I mean, how do these folks not stop right there and start screaming at the sign not to fucking tell them that Richmond is the next 4 exits when it should know that not everyone is going to Richmond and it’s not fair to address a sign to everyone on the highway when some people might be going other places?
I’ll allow the question.
It is really disgusting in an article that talks about Black residents being afraid to walk around their neighborhood for fear of “fitting a profile” to see the police chief who refuses to arrest Trayvon Martin’s killer saying that he’s sure if we could all go back in time, Trayvon would have done something differently that night.
Like what? Not walk to the 7-11? Not being wary when an un-uniformed stranger in an unmarked car starts following him? Not running away when the stranger comes after him?
Yeah, he’d probably do things differently, and that’s a criminal shame in and of itself.

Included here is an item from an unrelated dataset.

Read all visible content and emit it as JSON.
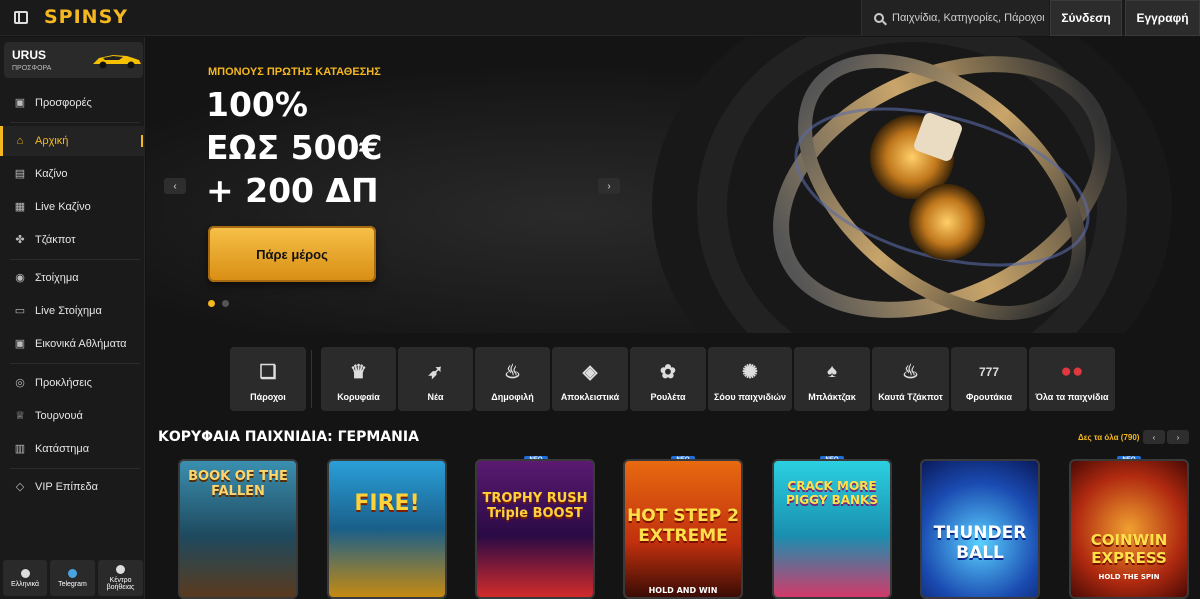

The trite arguments of some animated third graders from Colorado notwithstanding, this is what makes a hate crime different from other crimes: they are acts of terrorism targeted against a specific group of people. They victimize entire communities and send a message to the survivors.
The message Trayvon’s death sends is:
Stay out of our neighborhoods. Stay off our streets. Don’t challenge us. Don’t resist. Stay in your place.
Police Chief Bill Lee apparently doesn’t have a problem with that message. If Trayvon would have just heeded it, he wants us to know, all this unpleasantness could have been avoided.